On the one hand, it’s a part of the world ERC wants to spend more time in. The WRC covers plenty of Western Europe – pushing further eastward, especially with Hungary’s disappearance being what’s created the gap, is the ERC’s goal. And you can’t go much further east in Europe than Cyprus.
That said, there’s the problem of the ferry to get there. It’s an expensive event to attend on a tight budget. Without a ferry subsidy, many international crews may simply opt not to turn up. Get that sorted and it becomes a sensible box tick for the ERC calendar.
Rally du Valais
This one can perhaps be considered the plug in and play option. Although Rally du Valais hasn’t been part of the ERC for seven years now (last won by Alexey Lukyanuk in 2015) the Swiss event is a known quantity and a big international rally with a high standard of organization that would have no trouble slotting into the ERC at short notice.
Its championship history is sublime too, running as part of the ERC as early as 1980 and welcome the Intercontinental Rally Challenge for two seasons in the late 2000s as well. But the real reason to go to Valais is the stages: they’re gorgeous – narrow, challenging and deceptively fast with views that are just to die for.
Even if you don’t know you have, we’ve all seen iconic imagery (see above) of the famous crossroads jump with the snowy mountains in the background. All great rallies have their iconic spots, and this feels ready-made for the live TV production ERC offers.
As does the rally.

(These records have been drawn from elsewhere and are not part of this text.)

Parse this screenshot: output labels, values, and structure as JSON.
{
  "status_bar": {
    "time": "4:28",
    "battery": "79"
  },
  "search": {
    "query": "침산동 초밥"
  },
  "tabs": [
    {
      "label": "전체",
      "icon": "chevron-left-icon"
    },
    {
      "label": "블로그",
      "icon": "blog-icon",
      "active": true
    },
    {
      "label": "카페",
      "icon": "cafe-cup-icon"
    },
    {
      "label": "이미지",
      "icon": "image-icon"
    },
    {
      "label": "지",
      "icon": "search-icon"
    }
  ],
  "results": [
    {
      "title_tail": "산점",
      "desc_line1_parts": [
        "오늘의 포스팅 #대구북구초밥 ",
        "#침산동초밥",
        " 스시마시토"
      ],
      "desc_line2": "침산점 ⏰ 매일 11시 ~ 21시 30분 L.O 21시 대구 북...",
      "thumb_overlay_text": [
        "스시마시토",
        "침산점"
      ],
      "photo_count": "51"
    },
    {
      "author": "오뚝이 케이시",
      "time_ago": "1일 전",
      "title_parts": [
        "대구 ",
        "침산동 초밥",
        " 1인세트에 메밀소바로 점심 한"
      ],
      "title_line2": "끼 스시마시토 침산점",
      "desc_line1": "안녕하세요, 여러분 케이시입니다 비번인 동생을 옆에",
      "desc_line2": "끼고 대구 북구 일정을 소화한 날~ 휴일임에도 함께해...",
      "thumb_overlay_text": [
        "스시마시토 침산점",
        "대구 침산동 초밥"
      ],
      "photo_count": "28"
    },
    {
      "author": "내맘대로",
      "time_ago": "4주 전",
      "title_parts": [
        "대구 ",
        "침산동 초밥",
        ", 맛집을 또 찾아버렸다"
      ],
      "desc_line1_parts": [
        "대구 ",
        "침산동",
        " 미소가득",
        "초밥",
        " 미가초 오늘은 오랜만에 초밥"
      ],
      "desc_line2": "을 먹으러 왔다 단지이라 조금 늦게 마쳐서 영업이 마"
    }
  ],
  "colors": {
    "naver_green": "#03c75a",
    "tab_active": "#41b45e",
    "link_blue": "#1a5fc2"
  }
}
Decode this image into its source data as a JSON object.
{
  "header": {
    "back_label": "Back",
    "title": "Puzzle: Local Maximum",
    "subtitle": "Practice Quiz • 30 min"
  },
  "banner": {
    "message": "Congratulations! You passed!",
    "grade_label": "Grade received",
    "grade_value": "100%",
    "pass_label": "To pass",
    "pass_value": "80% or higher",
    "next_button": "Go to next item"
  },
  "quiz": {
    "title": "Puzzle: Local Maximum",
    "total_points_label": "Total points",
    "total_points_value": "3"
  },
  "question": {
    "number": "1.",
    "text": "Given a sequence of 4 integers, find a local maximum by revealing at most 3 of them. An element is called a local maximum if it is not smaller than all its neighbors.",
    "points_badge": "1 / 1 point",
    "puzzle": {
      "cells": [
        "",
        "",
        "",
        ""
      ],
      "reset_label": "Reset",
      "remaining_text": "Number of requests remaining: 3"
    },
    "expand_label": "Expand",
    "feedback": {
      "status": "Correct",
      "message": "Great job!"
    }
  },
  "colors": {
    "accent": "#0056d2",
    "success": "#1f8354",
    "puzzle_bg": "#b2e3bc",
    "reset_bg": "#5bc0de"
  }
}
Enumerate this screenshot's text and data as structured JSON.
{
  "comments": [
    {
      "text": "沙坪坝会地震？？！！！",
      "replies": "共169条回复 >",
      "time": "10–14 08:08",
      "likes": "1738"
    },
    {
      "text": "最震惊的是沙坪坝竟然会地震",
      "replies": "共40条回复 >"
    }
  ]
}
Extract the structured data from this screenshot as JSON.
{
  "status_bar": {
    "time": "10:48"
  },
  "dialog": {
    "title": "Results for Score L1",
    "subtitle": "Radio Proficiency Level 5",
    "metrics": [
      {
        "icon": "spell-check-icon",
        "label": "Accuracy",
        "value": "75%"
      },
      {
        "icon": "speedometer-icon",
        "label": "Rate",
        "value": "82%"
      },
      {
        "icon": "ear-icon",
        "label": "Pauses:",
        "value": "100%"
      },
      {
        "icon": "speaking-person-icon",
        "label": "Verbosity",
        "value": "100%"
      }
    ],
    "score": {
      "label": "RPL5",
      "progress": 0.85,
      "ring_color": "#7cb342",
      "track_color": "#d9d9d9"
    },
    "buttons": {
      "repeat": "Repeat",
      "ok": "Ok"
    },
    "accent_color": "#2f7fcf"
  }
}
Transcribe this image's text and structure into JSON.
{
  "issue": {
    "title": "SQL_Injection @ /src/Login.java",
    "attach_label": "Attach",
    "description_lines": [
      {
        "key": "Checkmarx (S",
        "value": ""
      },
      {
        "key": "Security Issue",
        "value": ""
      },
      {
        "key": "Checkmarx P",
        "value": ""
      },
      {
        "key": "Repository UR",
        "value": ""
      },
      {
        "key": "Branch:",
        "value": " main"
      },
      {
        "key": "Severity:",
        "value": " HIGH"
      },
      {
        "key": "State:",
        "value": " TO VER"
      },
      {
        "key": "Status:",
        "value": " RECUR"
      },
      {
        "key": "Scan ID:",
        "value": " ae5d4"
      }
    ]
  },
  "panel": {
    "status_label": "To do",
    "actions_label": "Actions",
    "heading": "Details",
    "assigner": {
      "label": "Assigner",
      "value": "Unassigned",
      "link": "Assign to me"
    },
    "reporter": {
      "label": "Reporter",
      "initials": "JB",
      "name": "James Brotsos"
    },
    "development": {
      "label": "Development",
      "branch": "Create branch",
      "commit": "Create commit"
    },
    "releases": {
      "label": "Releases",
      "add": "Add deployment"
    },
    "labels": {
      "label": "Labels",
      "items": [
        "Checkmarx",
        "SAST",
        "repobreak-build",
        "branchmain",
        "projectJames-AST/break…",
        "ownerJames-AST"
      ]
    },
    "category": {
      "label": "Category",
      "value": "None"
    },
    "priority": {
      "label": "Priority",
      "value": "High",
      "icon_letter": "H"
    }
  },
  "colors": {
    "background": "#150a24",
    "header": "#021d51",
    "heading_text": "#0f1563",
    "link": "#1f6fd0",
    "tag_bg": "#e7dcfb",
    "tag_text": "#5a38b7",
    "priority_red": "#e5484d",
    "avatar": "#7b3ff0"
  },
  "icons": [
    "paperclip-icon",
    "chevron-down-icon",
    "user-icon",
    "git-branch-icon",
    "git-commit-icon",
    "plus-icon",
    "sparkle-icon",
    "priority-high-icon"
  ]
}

Geographically it’s near none of the other events, taps into yet another local rallying scene and will be running at the required mileage regardless of any ERC status in 2022. ERC could do a lot worse than returning to Valais.
Rally du Condroz-Huy
With Ypres Rally being parachuted back into the World Rally Championship, the ERC has lost its footprint in Belgium – and that’s a huge shame given the popularity of rallying in the country and the superb stages and organization on offer.
Step forward Rally du Condroz-Huy: one of Belgium’s biggest and most gruelling events.
Running in early November might leave a bit of a sizable gap from the end of Barum Rally Zlín in August, but other than that this one feels like a bit of a no-brainer, provided some of the safety concerns of recent years can be ironed out.
Traditionally the final round of the Belgian season (but this year running as the penultimate event before former ERC reserve Spa Rally), Condroz-Huy is a stern challenge due to the autumnal weather. This makes it colorful too – a big tick for the ERC in the new All Live era.
The rally is also huge in Belgium, arguably just as big as Ypres. Past winners don’t just include Belgian legends Patrick Snijers, Marc Duez and Kris Princen and its former WRC stars Freddy Loix, Bruno Thiry and François Duval, but also huge WRC names like none other than Sébastien Loeb and current M-Sport driver Craig Breen.
Linking up with the Belgian championship would provide a scintillating battle too given the strength of this year’s entry including the likes of Stéphane Lefebvre, Gino Bux, Grégoire Munster and Adrian Fernémont. I’d love to see it, hopefully WRC Promoter does too.